Bad Jews


Amitai Marmorstein, Alex Rose and Goldie Hoffman Credit: Len Grinke
Amitai Marmorstein, Alex Rose and Goldie Hoffman
Credit: Len Grinke

At the Norman Rothstein Theatre (Jewish Community Centre) until November 21, 2015

Posted November 19, 2015

Make your Will. Do it now. Otherwise, your loved ones will snarl and bicker and fight like a pack of hyenas over your ‘things’.

That’s what’s going on in Bad Jews, written by Joshua Harmon and directed by Jay Brazeau. Their beloved grandfather – “Poppy” – has just died and grandchildren Liam (Alex Rose), Jonah (Amitai Marmorstein) and Daphna, a.k.a. Diana (Goldie Hoffman) are thrown together in a studio apartment for a few days while the family sits shiva. What both Liam and his cousin Daphna desperately want is Poppy’s chai (meaning ‘life’), a gold medallion that he managed to keep safe throughout his concentration camp internment during the Holocaust. Jonah just wants to be left out of the argument but Liam (a self-proclaimed “bad Jew”) and Daphna, (a “super-Jew” and “rabbi in the making” according to Liam), go at it hammer and tongs.

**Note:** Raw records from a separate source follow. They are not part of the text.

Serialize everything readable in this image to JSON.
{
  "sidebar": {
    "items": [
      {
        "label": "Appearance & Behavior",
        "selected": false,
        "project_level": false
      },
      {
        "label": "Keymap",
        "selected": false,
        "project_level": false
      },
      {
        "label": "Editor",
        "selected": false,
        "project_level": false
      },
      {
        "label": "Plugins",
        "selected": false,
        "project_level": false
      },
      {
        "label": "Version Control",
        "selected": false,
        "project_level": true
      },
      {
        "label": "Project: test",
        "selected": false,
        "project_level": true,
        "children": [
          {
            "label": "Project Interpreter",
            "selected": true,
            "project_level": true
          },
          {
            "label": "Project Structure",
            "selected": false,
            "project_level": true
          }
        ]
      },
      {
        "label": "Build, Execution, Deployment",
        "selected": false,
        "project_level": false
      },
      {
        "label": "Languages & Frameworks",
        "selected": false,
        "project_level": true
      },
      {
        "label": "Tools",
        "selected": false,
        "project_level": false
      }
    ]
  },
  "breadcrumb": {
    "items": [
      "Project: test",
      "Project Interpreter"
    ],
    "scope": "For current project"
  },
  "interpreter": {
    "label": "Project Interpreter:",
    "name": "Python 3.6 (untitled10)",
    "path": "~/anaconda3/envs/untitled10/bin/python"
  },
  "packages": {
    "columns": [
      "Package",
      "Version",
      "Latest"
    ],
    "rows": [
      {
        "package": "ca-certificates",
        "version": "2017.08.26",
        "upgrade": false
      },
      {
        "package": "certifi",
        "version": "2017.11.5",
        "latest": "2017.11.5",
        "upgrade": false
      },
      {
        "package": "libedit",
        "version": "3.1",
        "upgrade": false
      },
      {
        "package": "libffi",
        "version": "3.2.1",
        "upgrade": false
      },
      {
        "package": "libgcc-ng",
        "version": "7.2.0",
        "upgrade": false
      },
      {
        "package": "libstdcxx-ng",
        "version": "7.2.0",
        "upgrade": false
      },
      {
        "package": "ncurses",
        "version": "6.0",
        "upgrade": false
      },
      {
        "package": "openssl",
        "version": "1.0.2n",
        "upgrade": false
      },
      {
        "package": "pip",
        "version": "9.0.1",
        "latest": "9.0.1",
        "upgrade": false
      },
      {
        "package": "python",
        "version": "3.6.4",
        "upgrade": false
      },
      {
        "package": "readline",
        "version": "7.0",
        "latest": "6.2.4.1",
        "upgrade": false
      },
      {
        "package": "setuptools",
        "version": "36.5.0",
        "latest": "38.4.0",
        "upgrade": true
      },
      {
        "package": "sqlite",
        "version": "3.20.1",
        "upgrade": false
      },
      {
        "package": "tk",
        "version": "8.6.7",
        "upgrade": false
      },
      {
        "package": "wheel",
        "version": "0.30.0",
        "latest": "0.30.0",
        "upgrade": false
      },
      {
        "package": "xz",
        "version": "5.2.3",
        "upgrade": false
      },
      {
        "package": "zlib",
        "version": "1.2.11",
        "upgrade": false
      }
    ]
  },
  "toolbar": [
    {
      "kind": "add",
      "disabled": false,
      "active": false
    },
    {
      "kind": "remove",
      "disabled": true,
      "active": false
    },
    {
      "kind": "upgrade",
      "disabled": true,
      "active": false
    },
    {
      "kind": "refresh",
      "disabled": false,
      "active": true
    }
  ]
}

It’s not pretty and, frankly, not all that funny despite the reviews in the New York Times (“crackles with energy”) and the London Times (“Hilariously, exquisitely edgy”). If you find the disdainful bitching of two selfish, self-absorbed young adults funny, you’ll find it amusing.

Sniping includes Daphna hurling insults at Liam because he failed to arrive in time for the funeral (he dropped his cellphone while skiing at Aspen with new, non-Jewish girlfriend); Daphna mocking Liam and Jonah about their parents’ affluence; Daphna bitching at Liam about never coming to visit her (why would he? She hates him.); Daphna complaining about Liam’s failure to observe Passover; Daphna taking digs at Liam about his string of “shiksa” girlfriends including Melody (Kayla Dunbar) whom he has brought to the apartment.

Amitai Marmorstein, Goldie Hoffman, Kayla Dunbar and Alex Rose Credit: Len Grinke
Amitai Marmorstein, Goldie Hoffman, Kayla Dunbar and Alex Rose
Credit: Len Grinke

You get the picture: Daphna is a drama queen who is critical of everyone with the possible exception of Poppy and now she wants his chai. She’s a motor mouth that you just wish would shut up for a while.

Daphna is matched by Alex Rose (Liam) who goes off on a hyperventilating, extended rant of his own that brought applause the night I attended. They are formidable warriors in this fight over Poppy’s cherished possession.

It’s an energetic, show-offy role and Goldie Hoffman is certainly up to the task. She’s all sound and fury, hands and crazy hair flying. But I just don’t know how you make this character likeable. She’s just such a bitch. If we knew why she’s so screwed up, it might help.

Daphna’s snarling extends to strawberry blonde, sweet Melody, who works for a non-profit organization for underprivileged kids but trained as an opera singer. Liam met Melody online and that, of course, is more fuel for Daphna. When Daphna insists that Melody sing something, Dunbar breaks into a vibrato-heavy parody of “Summertime”. It’s tricky: the performance has to be not off-key, serious, emotional, earnest and quivery but Dunbar pulls it off. Or course, the moment Melody goes into the bathroom, Jonah, Daphna and even Liam, who is preparing to propose tonight to Melody, fall all over themselves laughing. These are nasty people.

Kayla Dunbar and Goldie Hoffman Credit: Len Grinke
Kayla Dunbar and Goldie Hoffman
Credit: Len Grinke

Amitai Marmorstein is pretty much out of the action throughout. As Jonah he looks absolutely pained, chagrined at the behaviour of the others. If he could crawl into the woodwork, he would.

Saving the best until last, Jonah suddenly brings Bad Jews home. It’s a stunning revelation that makes the play finally worthwhile. But it’s a long time to wait for something meaningful unless you’re entertained by an evening of bad-natured verbal sparring that, yes, erupts into hair pulling and fisticuffs. Perhaps if you have a Daphna-like person in your family and you love her nevertheless, Bad Jews might strike you as excruciatingly funny.